(Supplied information Opens)

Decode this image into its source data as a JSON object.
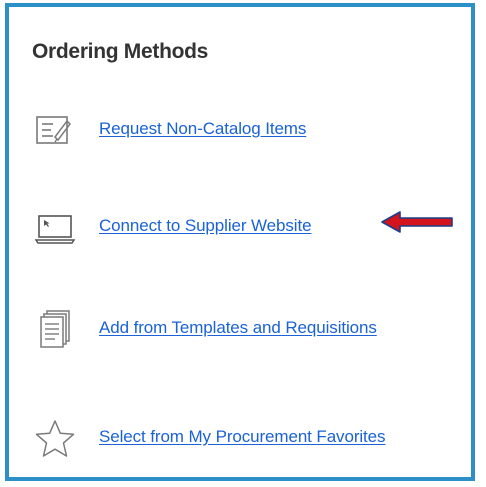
{
  "panel": {
    "title": "Ordering Methods",
    "items": [
      {
        "label": "Request Non-Catalog Items",
        "icon": "edit-form-icon"
      },
      {
        "label": "Connect to Supplier Website",
        "icon": "laptop-cursor-icon"
      },
      {
        "label": "Add from Templates and Requisitions",
        "icon": "stacked-documents-icon"
      },
      {
        "label": "Select from My Procurement Favorites",
        "icon": "star-outline-icon"
      }
    ]
  },
  "annotation": {
    "arrow_color": "#d3141c",
    "arrow_outline": "#1b3e8a"
  },
  "colors": {
    "border": "#2c8fc7",
    "link": "#1a62d6",
    "title": "#333333"
  }
}
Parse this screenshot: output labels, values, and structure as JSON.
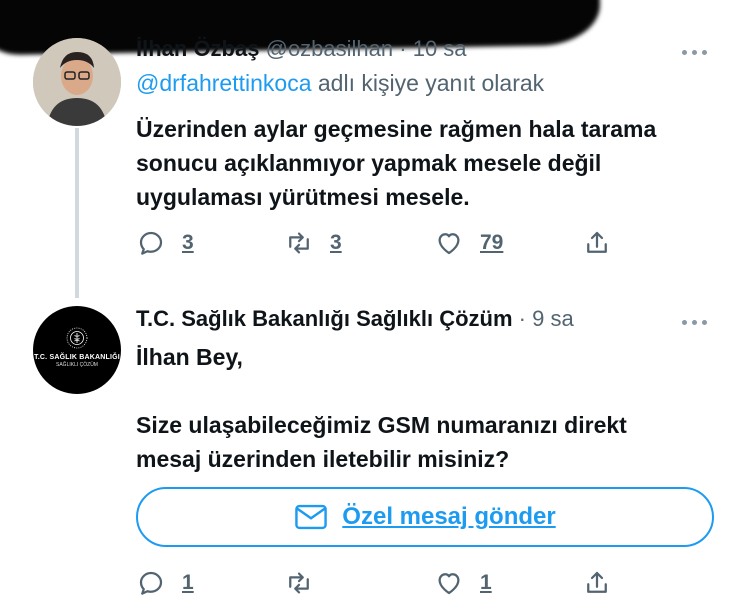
{
  "tweet1": {
    "author_name": "İlhan Özbaş",
    "author_handle": "@ozbasilhan",
    "time": "· 10 sa",
    "reply_prefix": "@drfahrettinkoca",
    "reply_suffix": " adlı kişiye yanıt olarak",
    "text_lines": [
      "Üzerinden aylar geçmesine rağmen hala tarama",
      "sonucu açıklanmıyor yapmak mesele değil",
      "uygulaması yürütmesi mesele."
    ],
    "reply_count": "3",
    "retweet_count": "3",
    "like_count": "79"
  },
  "tweet2": {
    "author_name": "T.C. Sağlık Bakanlığı Sağlıklı Çözüm",
    "time": "· 9 sa",
    "avatar_text_1": "T.C. SAĞLIK BAKANLIĞI",
    "avatar_text_2": "SAĞLIKLI ÇÖZÜM",
    "text_line_1": "İlhan Bey,",
    "text_line_2": "Size ulaşabileceğimiz GSM numaranızı direkt",
    "text_line_3": "mesaj üzerinden iletebilir misiniz?",
    "dm_button_label": "Özel mesaj gönder",
    "reply_count": "1",
    "like_count": "1"
  },
  "icons": [
    "reply-icon",
    "retweet-icon",
    "like-icon",
    "share-icon",
    "mail-icon",
    "more-icon"
  ],
  "colors": {
    "accent": "#1d9bf0",
    "muted": "#536471",
    "text": "#0f1419"
  }
}
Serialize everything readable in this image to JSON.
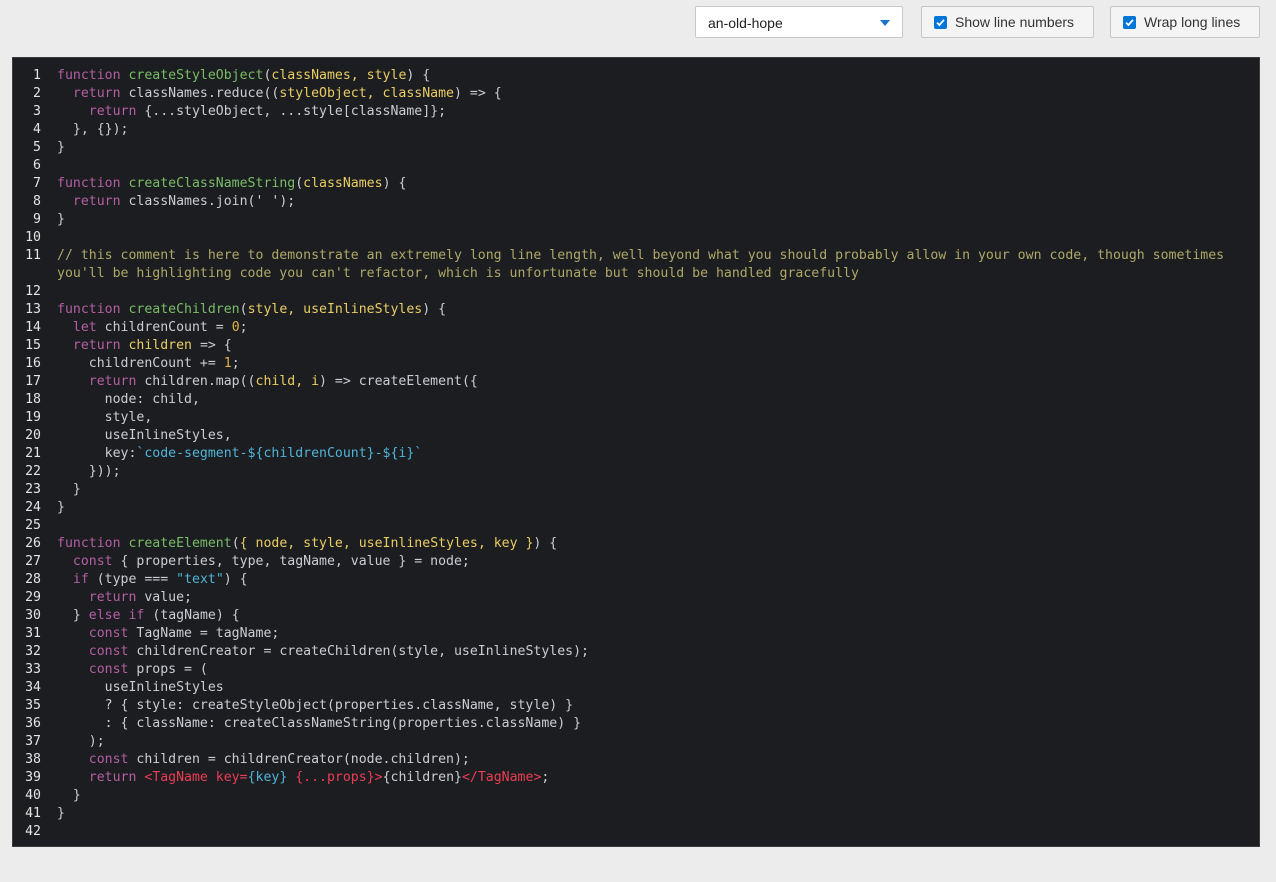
{
  "toolbar": {
    "theme_value": "an-old-hope",
    "show_line_numbers_label": "Show line numbers",
    "wrap_long_lines_label": "Wrap long lines"
  },
  "code": {
    "lines": [
      [
        [
          "k",
          "function "
        ],
        [
          "f",
          "createStyleObject"
        ],
        [
          "",
          "("
        ],
        [
          "p",
          "classNames, style"
        ],
        [
          "",
          ") {"
        ]
      ],
      [
        [
          "",
          "  "
        ],
        [
          "k",
          "return "
        ],
        [
          "",
          "classNames.reduce(("
        ],
        [
          "p",
          "styleObject, className"
        ],
        [
          "",
          ") => {"
        ]
      ],
      [
        [
          "",
          "    "
        ],
        [
          "k",
          "return "
        ],
        [
          "",
          "{...styleObject, ...style[className]};"
        ]
      ],
      [
        [
          "",
          "  }, {});"
        ]
      ],
      [
        [
          "",
          "}"
        ]
      ],
      [],
      [
        [
          "k",
          "function "
        ],
        [
          "f",
          "createClassNameString"
        ],
        [
          "",
          "("
        ],
        [
          "p",
          "classNames"
        ],
        [
          "",
          ") {"
        ]
      ],
      [
        [
          "",
          "  "
        ],
        [
          "k",
          "return "
        ],
        [
          "",
          "classNames.join(' ');"
        ]
      ],
      [
        [
          "",
          "}"
        ]
      ],
      [],
      [
        [
          "c",
          "// this comment is here to demonstrate an extremely long line length, well beyond what you should probably allow in your own code, though sometimes you'll be highlighting code you can't refactor, which is unfortunate but should be handled gracefully"
        ]
      ],
      [],
      [
        [
          "k",
          "function "
        ],
        [
          "f",
          "createChildren"
        ],
        [
          "",
          "("
        ],
        [
          "p",
          "style, useInlineStyles"
        ],
        [
          "",
          ") {"
        ]
      ],
      [
        [
          "",
          "  "
        ],
        [
          "k",
          "let "
        ],
        [
          "",
          "childrenCount = "
        ],
        [
          "n",
          "0"
        ],
        [
          "",
          ";"
        ]
      ],
      [
        [
          "",
          "  "
        ],
        [
          "k",
          "return "
        ],
        [
          "p",
          "children"
        ],
        [
          "",
          " => {"
        ]
      ],
      [
        [
          "",
          "    childrenCount += "
        ],
        [
          "n",
          "1"
        ],
        [
          "",
          ";"
        ]
      ],
      [
        [
          "",
          "    "
        ],
        [
          "k",
          "return "
        ],
        [
          "",
          "children.map(("
        ],
        [
          "p",
          "child, i"
        ],
        [
          "",
          ") => createElement({"
        ]
      ],
      [
        [
          "",
          "      node: child,"
        ]
      ],
      [
        [
          "",
          "      style,"
        ]
      ],
      [
        [
          "",
          "      useInlineStyles,"
        ]
      ],
      [
        [
          "",
          "      key:"
        ],
        [
          "s",
          "`code-segment-${childrenCount}-${i}`"
        ]
      ],
      [
        [
          "",
          "    }));"
        ]
      ],
      [
        [
          "",
          "  }"
        ]
      ],
      [
        [
          "",
          "}"
        ]
      ],
      [],
      [
        [
          "k",
          "function "
        ],
        [
          "f",
          "createElement"
        ],
        [
          "",
          "("
        ],
        [
          "p",
          "{ node, style, useInlineStyles, key }"
        ],
        [
          "",
          ") {"
        ]
      ],
      [
        [
          "",
          "  "
        ],
        [
          "k",
          "const "
        ],
        [
          "",
          "{ properties, type, tagName, value } = node;"
        ]
      ],
      [
        [
          "",
          "  "
        ],
        [
          "k",
          "if "
        ],
        [
          "",
          "(type === "
        ],
        [
          "s",
          "\"text\""
        ],
        [
          "",
          ") {"
        ]
      ],
      [
        [
          "",
          "    "
        ],
        [
          "k",
          "return "
        ],
        [
          "",
          "value;"
        ]
      ],
      [
        [
          "",
          "  } "
        ],
        [
          "k",
          "else if "
        ],
        [
          "",
          "(tagName) {"
        ]
      ],
      [
        [
          "",
          "    "
        ],
        [
          "k",
          "const "
        ],
        [
          "",
          "TagName = tagName;"
        ]
      ],
      [
        [
          "",
          "    "
        ],
        [
          "k",
          "const "
        ],
        [
          "",
          "childrenCreator = createChildren(style, useInlineStyles);"
        ]
      ],
      [
        [
          "",
          "    "
        ],
        [
          "k",
          "const "
        ],
        [
          "",
          "props = ("
        ]
      ],
      [
        [
          "",
          "      useInlineStyles"
        ]
      ],
      [
        [
          "",
          "      ? { style: createStyleObject(properties.className, style) }"
        ]
      ],
      [
        [
          "",
          "      : { className: createClassNameString(properties.className) }"
        ]
      ],
      [
        [
          "",
          "    );"
        ]
      ],
      [
        [
          "",
          "    "
        ],
        [
          "k",
          "const "
        ],
        [
          "",
          "children = childrenCreator(node.children);"
        ]
      ],
      [
        [
          "",
          "    "
        ],
        [
          "k",
          "return "
        ],
        [
          "t",
          "<TagName key="
        ],
        [
          "s",
          "{key}"
        ],
        [
          "",
          " "
        ],
        [
          "t",
          "{...props}"
        ],
        [
          "t",
          ">"
        ],
        [
          "",
          "{children}"
        ],
        [
          "t",
          "</TagName>"
        ],
        [
          "",
          ";"
        ]
      ],
      [
        [
          "",
          "  }"
        ]
      ],
      [
        [
          "",
          "}"
        ]
      ],
      []
    ]
  }
}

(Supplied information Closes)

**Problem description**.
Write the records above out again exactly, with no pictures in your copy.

**Final answer**.
Decode this image into its source data as a JSON object.
{
  "panel": {
    "title": "Ordering Methods",
    "items": [
      {
        "label": "Request Non-Catalog Items",
        "icon": "edit-form-icon"
      },
      {
        "label": "Connect to Supplier Website",
        "icon": "laptop-cursor-icon"
      },
      {
        "label": "Add from Templates and Requisitions",
        "icon": "stacked-documents-icon"
      },
      {
        "label": "Select from My Procurement Favorites",
        "icon": "star-outline-icon"
      }
    ]
  },
  "annotation": {
    "arrow_color": "#d3141c",
    "arrow_outline": "#1b3e8a"
  },
  "colors": {
    "border": "#2c8fc7",
    "link": "#1a62d6",
    "title": "#333333"
  }
}
Parse this screenshot: output labels, values, and structure as JSON.
{
  "tweet1": {
    "author_name": "İlhan Özbaş",
    "author_handle": "@ozbasilhan",
    "time": "· 10 sa",
    "reply_prefix": "@drfahrettinkoca",
    "reply_suffix": " adlı kişiye yanıt olarak",
    "text_lines": [
      "Üzerinden aylar geçmesine rağmen hala tarama",
      "sonucu açıklanmıyor yapmak mesele değil",
      "uygulaması yürütmesi mesele."
    ],
    "reply_count": "3",
    "retweet_count": "3",
    "like_count": "79"
  },
  "tweet2": {
    "author_name": "T.C. Sağlık Bakanlığı Sağlıklı Çözüm",
    "time": "· 9 sa",
    "avatar_text_1": "T.C. SAĞLIK BAKANLIĞI",
    "avatar_text_2": "SAĞLIKLI ÇÖZÜM",
    "text_line_1": "İlhan Bey,",
    "text_line_2": "Size ulaşabileceğimiz GSM numaranızı direkt",
    "text_line_3": "mesaj üzerinden iletebilir misiniz?",
    "dm_button_label": "Özel mesaj gönder",
    "reply_count": "1",
    "like_count": "1"
  },
  "icons": [
    "reply-icon",
    "retweet-icon",
    "like-icon",
    "share-icon",
    "mail-icon",
    "more-icon"
  ],
  "colors": {
    "accent": "#1d9bf0",
    "muted": "#536471",
    "text": "#0f1419"
  }
}
Serialize everything readable in this image to JSON.
{
  "toolbar": {
    "theme_value": "an-old-hope",
    "show_line_numbers_label": "Show line numbers",
    "wrap_long_lines_label": "Wrap long lines"
  },
  "code": {
    "lines": [
      [
        [
          "k",
          "function "
        ],
        [
          "f",
          "createStyleObject"
        ],
        [
          "",
          "("
        ],
        [
          "p",
          "classNames, style"
        ],
        [
          "",
          ") {"
        ]
      ],
      [
        [
          "",
          "  "
        ],
        [
          "k",
          "return "
        ],
        [
          "",
          "classNames.reduce(("
        ],
        [
          "p",
          "styleObject, className"
        ],
        [
          "",
          ") => {"
        ]
      ],
      [
        [
          "",
          "    "
        ],
        [
          "k",
          "return "
        ],
        [
          "",
          "{...styleObject, ...style[className]};"
        ]
      ],
      [
        [
          "",
          "  }, {});"
        ]
      ],
      [
        [
          "",
          "}"
        ]
      ],
      [],
      [
        [
          "k",
          "function "
        ],
        [
          "f",
          "createClassNameString"
        ],
        [
          "",
          "("
        ],
        [
          "p",
          "classNames"
        ],
        [
          "",
          ") {"
        ]
      ],
      [
        [
          "",
          "  "
        ],
        [
          "k",
          "return "
        ],
        [
          "",
          "classNames.join(' ');"
        ]
      ],
      [
        [
          "",
          "}"
        ]
      ],
      [],
      [
        [
          "c",
          "// this comment is here to demonstrate an extremely long line length, well beyond what you should probably allow in your own code, though sometimes you'll be highlighting code you can't refactor, which is unfortunate but should be handled gracefully"
        ]
      ],
      [],
      [
        [
          "k",
          "function "
        ],
        [
          "f",
          "createChildren"
        ],
        [
          "",
          "("
        ],
        [
          "p",
          "style, useInlineStyles"
        ],
        [
          "",
          ") {"
        ]
      ],
      [
        [
          "",
          "  "
        ],
        [
          "k",
          "let "
        ],
        [
          "",
          "childrenCount = "
        ],
        [
          "n",
          "0"
        ],
        [
          "",
          ";"
        ]
      ],
      [
        [
          "",
          "  "
        ],
        [
          "k",
          "return "
        ],
        [
          "p",
          "children"
        ],
        [
          "",
          " => {"
        ]
      ],
      [
        [
          "",
          "    childrenCount += "
        ],
        [
          "n",
          "1"
        ],
        [
          "",
          ";"
        ]
      ],
      [
        [
          "",
          "    "
        ],
        [
          "k",
          "return "
        ],
        [
          "",
          "children.map(("
        ],
        [
          "p",
          "child, i"
        ],
        [
          "",
          ") => createElement({"
        ]
      ],
      [
        [
          "",
          "      node: child,"
        ]
      ],
      [
        [
          "",
          "      style,"
        ]
      ],
      [
        [
          "",
          "      useInlineStyles,"
        ]
      ],
      [
        [
          "",
          "      key:"
        ],
        [
          "s",
          "`code-segment-${childrenCount}-${i}`"
        ]
      ],
      [
        [
          "",
          "    }));"
        ]
      ],
      [
        [
          "",
          "  }"
        ]
      ],
      [
        [
          "",
          "}"
        ]
      ],
      [],
      [
        [
          "k",
          "function "
        ],
        [
          "f",
          "createElement"
        ],
        [
          "",
          "("
        ],
        [
          "p",
          "{ node, style, useInlineStyles, key }"
        ],
        [
          "",
          ") {"
        ]
      ],
      [
        [
          "",
          "  "
        ],
        [
          "k",
          "const "
        ],
        [
          "",
          "{ properties, type, tagName, value } = node;"
        ]
      ],
      [
        [
          "",
          "  "
        ],
        [
          "k",
          "if "
        ],
        [
          "",
          "(type === "
        ],
        [
          "s",
          "\"text\""
        ],
        [
          "",
          ") {"
        ]
      ],
      [
        [
          "",
          "    "
        ],
        [
          "k",
          "return "
        ],
        [
          "",
          "value;"
        ]
      ],
      [
        [
          "",
          "  } "
        ],
        [
          "k",
          "else if "
        ],
        [
          "",
          "(tagName) {"
        ]
      ],
      [
        [
          "",
          "    "
        ],
        [
          "k",
          "const "
        ],
        [
          "",
          "TagName = tagName;"
        ]
      ],
      [
        [
          "",
          "    "
        ],
        [
          "k",
          "const "
        ],
        [
          "",
          "childrenCreator = createChildren(style, useInlineStyles);"
        ]
      ],
      [
        [
          "",
          "    "
        ],
        [
          "k",
          "const "
        ],
        [
          "",
          "props = ("
        ]
      ],
      [
        [
          "",
          "      useInlineStyles"
        ]
      ],
      [
        [
          "",
          "      ? { style: createStyleObject(properties.className, style) }"
        ]
      ],
      [
        [
          "",
          "      : { className: createClassNameString(properties.className) }"
        ]
      ],
      [
        [
          "",
          "    );"
        ]
      ],
      [
        [
          "",
          "    "
        ],
        [
          "k",
          "const "
        ],
        [
          "",
          "children = childrenCreator(node.children);"
        ]
      ],
      [
        [
          "",
          "    "
        ],
        [
          "k",
          "return "
        ],
        [
          "t",
          "<TagName key="
        ],
        [
          "s",
          "{key}"
        ],
        [
          "",
          " "
        ],
        [
          "t",
          "{...props}"
        ],
        [
          "t",
          ">"
        ],
        [
          "",
          "{children}"
        ],
        [
          "t",
          "</TagName>"
        ],
        [
          "",
          ";"
        ]
      ],
      [
        [
          "",
          "  }"
        ]
      ],
      [
        [
          "",
          "}"
        ]
      ],
      []
    ]
  }
}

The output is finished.